> Work task
With no addition or omission, return the entries below.

Page and application data records:

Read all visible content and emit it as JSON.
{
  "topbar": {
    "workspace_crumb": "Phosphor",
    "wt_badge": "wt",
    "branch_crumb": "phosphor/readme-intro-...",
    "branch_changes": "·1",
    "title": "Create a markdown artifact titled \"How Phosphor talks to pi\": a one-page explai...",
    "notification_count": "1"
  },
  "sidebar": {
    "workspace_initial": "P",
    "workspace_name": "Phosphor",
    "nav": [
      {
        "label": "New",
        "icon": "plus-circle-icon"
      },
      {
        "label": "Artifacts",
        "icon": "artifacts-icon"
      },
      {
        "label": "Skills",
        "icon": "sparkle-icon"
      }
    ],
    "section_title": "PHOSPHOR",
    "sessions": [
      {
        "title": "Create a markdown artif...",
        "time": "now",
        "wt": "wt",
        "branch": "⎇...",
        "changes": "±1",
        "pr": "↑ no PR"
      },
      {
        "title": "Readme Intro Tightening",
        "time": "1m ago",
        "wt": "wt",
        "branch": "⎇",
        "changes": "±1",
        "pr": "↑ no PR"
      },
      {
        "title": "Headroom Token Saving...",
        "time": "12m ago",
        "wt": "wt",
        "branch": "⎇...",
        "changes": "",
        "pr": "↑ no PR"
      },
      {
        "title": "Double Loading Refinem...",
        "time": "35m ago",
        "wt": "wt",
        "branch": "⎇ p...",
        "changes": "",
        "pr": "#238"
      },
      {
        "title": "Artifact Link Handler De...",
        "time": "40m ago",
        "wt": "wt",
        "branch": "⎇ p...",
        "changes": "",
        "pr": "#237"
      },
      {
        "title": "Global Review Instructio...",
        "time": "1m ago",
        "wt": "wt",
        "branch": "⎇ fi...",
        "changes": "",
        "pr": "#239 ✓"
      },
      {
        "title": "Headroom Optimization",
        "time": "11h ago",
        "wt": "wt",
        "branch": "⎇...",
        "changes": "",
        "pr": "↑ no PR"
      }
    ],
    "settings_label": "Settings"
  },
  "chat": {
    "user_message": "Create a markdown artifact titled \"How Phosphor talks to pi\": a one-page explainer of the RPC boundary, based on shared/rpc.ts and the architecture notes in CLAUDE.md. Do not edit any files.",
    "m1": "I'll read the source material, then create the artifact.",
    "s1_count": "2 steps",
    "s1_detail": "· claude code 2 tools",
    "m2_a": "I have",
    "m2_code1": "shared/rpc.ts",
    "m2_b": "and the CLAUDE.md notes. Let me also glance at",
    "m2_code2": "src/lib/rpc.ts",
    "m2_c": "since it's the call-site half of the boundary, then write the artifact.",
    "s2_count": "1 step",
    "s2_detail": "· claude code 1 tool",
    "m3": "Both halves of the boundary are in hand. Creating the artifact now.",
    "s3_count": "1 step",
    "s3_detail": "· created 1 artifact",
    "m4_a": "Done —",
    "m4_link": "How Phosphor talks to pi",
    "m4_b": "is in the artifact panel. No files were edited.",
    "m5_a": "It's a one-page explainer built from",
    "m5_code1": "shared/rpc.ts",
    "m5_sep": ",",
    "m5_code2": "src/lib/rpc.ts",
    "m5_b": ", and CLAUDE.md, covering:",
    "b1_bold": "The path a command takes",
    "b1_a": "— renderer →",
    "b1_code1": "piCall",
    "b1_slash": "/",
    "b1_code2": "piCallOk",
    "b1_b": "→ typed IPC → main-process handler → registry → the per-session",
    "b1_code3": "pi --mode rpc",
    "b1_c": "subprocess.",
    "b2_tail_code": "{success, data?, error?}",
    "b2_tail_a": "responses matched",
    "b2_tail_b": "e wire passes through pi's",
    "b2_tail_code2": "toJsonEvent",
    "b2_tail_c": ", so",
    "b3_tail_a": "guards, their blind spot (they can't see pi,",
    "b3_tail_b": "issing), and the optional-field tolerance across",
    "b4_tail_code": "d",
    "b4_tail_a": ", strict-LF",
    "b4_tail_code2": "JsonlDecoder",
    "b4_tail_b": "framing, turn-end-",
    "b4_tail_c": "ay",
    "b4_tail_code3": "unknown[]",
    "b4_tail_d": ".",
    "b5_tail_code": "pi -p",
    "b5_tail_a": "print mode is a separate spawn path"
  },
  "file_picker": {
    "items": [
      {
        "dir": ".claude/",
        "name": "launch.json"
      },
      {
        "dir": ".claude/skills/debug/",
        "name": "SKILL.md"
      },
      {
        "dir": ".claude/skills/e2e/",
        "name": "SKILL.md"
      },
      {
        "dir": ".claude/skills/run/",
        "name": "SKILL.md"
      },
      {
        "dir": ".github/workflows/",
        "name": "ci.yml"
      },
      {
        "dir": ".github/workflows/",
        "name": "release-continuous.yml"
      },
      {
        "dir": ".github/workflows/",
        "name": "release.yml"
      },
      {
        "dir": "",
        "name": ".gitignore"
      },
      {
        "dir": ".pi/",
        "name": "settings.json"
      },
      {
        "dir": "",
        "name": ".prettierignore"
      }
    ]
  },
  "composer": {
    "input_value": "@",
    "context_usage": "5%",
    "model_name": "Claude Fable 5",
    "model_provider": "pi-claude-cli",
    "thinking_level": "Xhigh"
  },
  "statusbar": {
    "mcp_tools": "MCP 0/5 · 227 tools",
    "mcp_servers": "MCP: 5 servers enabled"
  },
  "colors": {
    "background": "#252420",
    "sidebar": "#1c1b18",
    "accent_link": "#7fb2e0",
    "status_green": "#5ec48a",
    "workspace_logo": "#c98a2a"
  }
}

> Exercise answer
Read all visible content and emit it as JSON.
{
  "topbar": {
    "workspace_crumb": "Phosphor",
    "wt_badge": "wt",
    "branch_crumb": "phosphor/readme-intro-...",
    "branch_changes": "·1",
    "title": "Create a markdown artifact titled \"How Phosphor talks to pi\": a one-page explai...",
    "notification_count": "1"
  },
  "sidebar": {
    "workspace_initial": "P",
    "workspace_name": "Phosphor",
    "nav": [
      {
        "label": "New",
        "icon": "plus-circle-icon"
      },
      {
        "label": "Artifacts",
        "icon": "artifacts-icon"
      },
      {
        "label": "Skills",
        "icon": "sparkle-icon"
      }
    ],
    "section_title": "PHOSPHOR",
    "sessions": [
      {
        "title": "Create a markdown artif...",
        "time": "now",
        "wt": "wt",
        "branch": "⎇...",
        "changes": "±1",
        "pr": "↑ no PR"
      },
      {
        "title": "Readme Intro Tightening",
        "time": "1m ago",
        "wt": "wt",
        "branch": "⎇",
        "changes": "±1",
        "pr": "↑ no PR"
      },
      {
        "title": "Headroom Token Saving...",
        "time": "12m ago",
        "wt": "wt",
        "branch": "⎇...",
        "changes": "",
        "pr": "↑ no PR"
      },
      {
        "title": "Double Loading Refinem...",
        "time": "35m ago",
        "wt": "wt",
        "branch": "⎇ p...",
        "changes": "",
        "pr": "#238"
      },
      {
        "title": "Artifact Link Handler De...",
        "time": "40m ago",
        "wt": "wt",
        "branch": "⎇ p...",
        "changes": "",
        "pr": "#237"
      },
      {
        "title": "Global Review Instructio...",
        "time": "1m ago",
        "wt": "wt",
        "branch": "⎇ fi...",
        "changes": "",
        "pr": "#239 ✓"
      },
      {
        "title": "Headroom Optimization",
        "time": "11h ago",
        "wt": "wt",
        "branch": "⎇...",
        "changes": "",
        "pr": "↑ no PR"
      }
    ],
    "settings_label": "Settings"
  },
  "chat": {
    "user_message": "Create a markdown artifact titled \"How Phosphor talks to pi\": a one-page explainer of the RPC boundary, based on shared/rpc.ts and the architecture notes in CLAUDE.md. Do not edit any files.",
    "m1": "I'll read the source material, then create the artifact.",
    "s1_count": "2 steps",
    "s1_detail": "· claude code 2 tools",
    "m2_a": "I have",
    "m2_code1": "shared/rpc.ts",
    "m2_b": "and the CLAUDE.md notes. Let me also glance at",
    "m2_code2": "src/lib/rpc.ts",
    "m2_c": "since it's the call-site half of the boundary, then write the artifact.",
    "s2_count": "1 step",
    "s2_detail": "· claude code 1 tool",
    "m3": "Both halves of the boundary are in hand. Creating the artifact now.",
    "s3_count": "1 step",
    "s3_detail": "· created 1 artifact",
    "m4_a": "Done —",
    "m4_link": "How Phosphor talks to pi",
    "m4_b": "is in the artifact panel. No files were edited.",
    "m5_a": "It's a one-page explainer built from",
    "m5_code1": "shared/rpc.ts",
    "m5_sep": ",",
    "m5_code2": "src/lib/rpc.ts",
    "m5_b": ", and CLAUDE.md, covering:",
    "b1_bold": "The path a command takes",
    "b1_a": "— renderer →",
    "b1_code1": "piCall",
    "b1_slash": "/",
    "b1_code2": "piCallOk",
    "b1_b": "→ typed IPC → main-process handler → registry → the per-session",
    "b1_code3": "pi --mode rpc",
    "b1_c": "subprocess.",
    "b2_tail_code": "{success, data?, error?}",
    "b2_tail_a": "responses matched",
    "b2_tail_b": "e wire passes through pi's",
    "b2_tail_code2": "toJsonEvent",
    "b2_tail_c": ", so",
    "b3_tail_a": "guards, their blind spot (they can't see pi,",
    "b3_tail_b": "issing), and the optional-field tolerance across",
    "b4_tail_code": "d",
    "b4_tail_a": ", strict-LF",
    "b4_tail_code2": "JsonlDecoder",
    "b4_tail_b": "framing, turn-end-",
    "b4_tail_c": "ay",
    "b4_tail_code3": "unknown[]",
    "b4_tail_d": ".",
    "b5_tail_code": "pi -p",
    "b5_tail_a": "print mode is a separate spawn path"
  },
  "file_picker": {
    "items": [
      {
        "dir": ".claude/",
        "name": "launch.json"
      },
      {
        "dir": ".claude/skills/debug/",
        "name": "SKILL.md"
      },
      {
        "dir": ".claude/skills/e2e/",
        "name": "SKILL.md"
      },
      {
        "dir": ".claude/skills/run/",
        "name": "SKILL.md"
      },
      {
        "dir": ".github/workflows/",
        "name": "ci.yml"
      },
      {
        "dir": ".github/workflows/",
        "name": "release-continuous.yml"
      },
      {
        "dir": ".github/workflows/",
        "name": "release.yml"
      },
      {
        "dir": "",
        "name": ".gitignore"
      },
      {
        "dir": ".pi/",
        "name": "settings.json"
      },
      {
        "dir": "",
        "name": ".prettierignore"
      }
    ]
  },
  "composer": {
    "input_value": "@",
    "context_usage": "5%",
    "model_name": "Claude Fable 5",
    "model_provider": "pi-claude-cli",
    "thinking_level": "Xhigh"
  },
  "statusbar": {
    "mcp_tools": "MCP 0/5 · 227 tools",
    "mcp_servers": "MCP: 5 servers enabled"
  },
  "colors": {
    "background": "#252420",
    "sidebar": "#1c1b18",
    "accent_link": "#7fb2e0",
    "status_green": "#5ec48a",
    "workspace_logo": "#c98a2a"
  }
}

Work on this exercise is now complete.